Records from a data source
=== Section Start ===

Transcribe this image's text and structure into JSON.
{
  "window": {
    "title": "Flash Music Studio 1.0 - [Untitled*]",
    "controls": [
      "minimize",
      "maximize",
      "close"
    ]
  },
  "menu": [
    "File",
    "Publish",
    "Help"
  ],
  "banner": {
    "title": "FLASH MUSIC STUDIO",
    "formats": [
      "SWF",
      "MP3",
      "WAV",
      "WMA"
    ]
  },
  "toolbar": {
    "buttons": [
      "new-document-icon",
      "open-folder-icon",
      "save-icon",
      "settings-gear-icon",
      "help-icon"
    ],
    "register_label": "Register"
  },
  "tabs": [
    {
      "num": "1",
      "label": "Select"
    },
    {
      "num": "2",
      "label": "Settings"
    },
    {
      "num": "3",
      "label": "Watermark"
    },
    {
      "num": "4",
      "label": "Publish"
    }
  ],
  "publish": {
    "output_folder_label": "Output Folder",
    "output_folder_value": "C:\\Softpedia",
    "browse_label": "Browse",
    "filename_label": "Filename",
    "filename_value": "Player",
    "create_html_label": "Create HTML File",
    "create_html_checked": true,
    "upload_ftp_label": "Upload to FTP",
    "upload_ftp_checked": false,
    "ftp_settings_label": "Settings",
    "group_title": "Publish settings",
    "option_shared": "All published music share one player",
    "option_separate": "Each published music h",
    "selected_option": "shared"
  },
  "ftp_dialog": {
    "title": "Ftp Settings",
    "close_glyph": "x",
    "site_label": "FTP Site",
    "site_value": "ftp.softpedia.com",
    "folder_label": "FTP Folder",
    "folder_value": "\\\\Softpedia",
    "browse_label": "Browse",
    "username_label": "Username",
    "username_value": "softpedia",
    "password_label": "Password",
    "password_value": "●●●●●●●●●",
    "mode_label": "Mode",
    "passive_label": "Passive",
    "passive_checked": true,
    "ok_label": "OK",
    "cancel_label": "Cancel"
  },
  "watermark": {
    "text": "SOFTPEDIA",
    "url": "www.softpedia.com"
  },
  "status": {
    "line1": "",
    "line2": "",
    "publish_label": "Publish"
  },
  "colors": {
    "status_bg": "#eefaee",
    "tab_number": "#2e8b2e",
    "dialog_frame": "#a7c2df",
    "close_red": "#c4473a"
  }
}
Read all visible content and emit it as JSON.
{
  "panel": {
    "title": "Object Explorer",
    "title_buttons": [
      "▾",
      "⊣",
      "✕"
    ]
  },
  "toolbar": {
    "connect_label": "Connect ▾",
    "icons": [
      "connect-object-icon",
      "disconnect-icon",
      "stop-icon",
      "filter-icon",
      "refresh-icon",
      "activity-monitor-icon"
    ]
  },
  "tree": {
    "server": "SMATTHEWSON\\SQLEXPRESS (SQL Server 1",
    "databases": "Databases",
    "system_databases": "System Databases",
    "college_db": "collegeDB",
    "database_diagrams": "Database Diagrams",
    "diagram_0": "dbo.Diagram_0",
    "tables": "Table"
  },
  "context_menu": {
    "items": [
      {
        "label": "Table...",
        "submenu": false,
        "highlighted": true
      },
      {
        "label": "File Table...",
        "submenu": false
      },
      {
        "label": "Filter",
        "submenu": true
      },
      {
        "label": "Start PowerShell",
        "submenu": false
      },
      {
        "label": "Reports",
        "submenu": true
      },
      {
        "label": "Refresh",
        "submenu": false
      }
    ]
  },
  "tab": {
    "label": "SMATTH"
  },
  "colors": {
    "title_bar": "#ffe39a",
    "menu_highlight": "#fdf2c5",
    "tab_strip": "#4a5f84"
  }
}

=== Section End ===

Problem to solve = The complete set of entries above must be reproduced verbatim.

The completed task =
Transcribe this image's text and structure into JSON.
{
  "window": {
    "title": "Flash Music Studio 1.0 - [Untitled*]",
    "controls": [
      "minimize",
      "maximize",
      "close"
    ]
  },
  "menu": [
    "File",
    "Publish",
    "Help"
  ],
  "banner": {
    "title": "FLASH MUSIC STUDIO",
    "formats": [
      "SWF",
      "MP3",
      "WAV",
      "WMA"
    ]
  },
  "toolbar": {
    "buttons": [
      "new-document-icon",
      "open-folder-icon",
      "save-icon",
      "settings-gear-icon",
      "help-icon"
    ],
    "register_label": "Register"
  },
  "tabs": [
    {
      "num": "1",
      "label": "Select"
    },
    {
      "num": "2",
      "label": "Settings"
    },
    {
      "num": "3",
      "label": "Watermark"
    },
    {
      "num": "4",
      "label": "Publish"
    }
  ],
  "publish": {
    "output_folder_label": "Output Folder",
    "output_folder_value": "C:\\Softpedia",
    "browse_label": "Browse",
    "filename_label": "Filename",
    "filename_value": "Player",
    "create_html_label": "Create HTML File",
    "create_html_checked": true,
    "upload_ftp_label": "Upload to FTP",
    "upload_ftp_checked": false,
    "ftp_settings_label": "Settings",
    "group_title": "Publish settings",
    "option_shared": "All published music share one player",
    "option_separate": "Each published music h",
    "selected_option": "shared"
  },
  "ftp_dialog": {
    "title": "Ftp Settings",
    "close_glyph": "x",
    "site_label": "FTP Site",
    "site_value": "ftp.softpedia.com",
    "folder_label": "FTP Folder",
    "folder_value": "\\\\Softpedia",
    "browse_label": "Browse",
    "username_label": "Username",
    "username_value": "softpedia",
    "password_label": "Password",
    "password_value": "●●●●●●●●●",
    "mode_label": "Mode",
    "passive_label": "Passive",
    "passive_checked": true,
    "ok_label": "OK",
    "cancel_label": "Cancel"
  },
  "watermark": {
    "text": "SOFTPEDIA",
    "url": "www.softpedia.com"
  },
  "status": {
    "line1": "",
    "line2": "",
    "publish_label": "Publish"
  },
  "colors": {
    "status_bg": "#eefaee",
    "tab_number": "#2e8b2e",
    "dialog_frame": "#a7c2df",
    "close_red": "#c4473a"
  }
}
Read all visible content and emit it as JSON.
{
  "panel": {
    "title": "Object Explorer",
    "title_buttons": [
      "▾",
      "⊣",
      "✕"
    ]
  },
  "toolbar": {
    "connect_label": "Connect ▾",
    "icons": [
      "connect-object-icon",
      "disconnect-icon",
      "stop-icon",
      "filter-icon",
      "refresh-icon",
      "activity-monitor-icon"
    ]
  },
  "tree": {
    "server": "SMATTHEWSON\\SQLEXPRESS (SQL Server 1",
    "databases": "Databases",
    "system_databases": "System Databases",
    "college_db": "collegeDB",
    "database_diagrams": "Database Diagrams",
    "diagram_0": "dbo.Diagram_0",
    "tables": "Table"
  },
  "context_menu": {
    "items": [
      {
        "label": "Table...",
        "submenu": false,
        "highlighted": true
      },
      {
        "label": "File Table...",
        "submenu": false
      },
      {
        "label": "Filter",
        "submenu": true
      },
      {
        "label": "Start PowerShell",
        "submenu": false
      },
      {
        "label": "Reports",
        "submenu": true
      },
      {
        "label": "Refresh",
        "submenu": false
      }
    ]
  },
  "tab": {
    "label": "SMATTH"
  },
  "colors": {
    "title_bar": "#ffe39a",
    "menu_highlight": "#fdf2c5",
    "tab_strip": "#4a5f84"
  }
}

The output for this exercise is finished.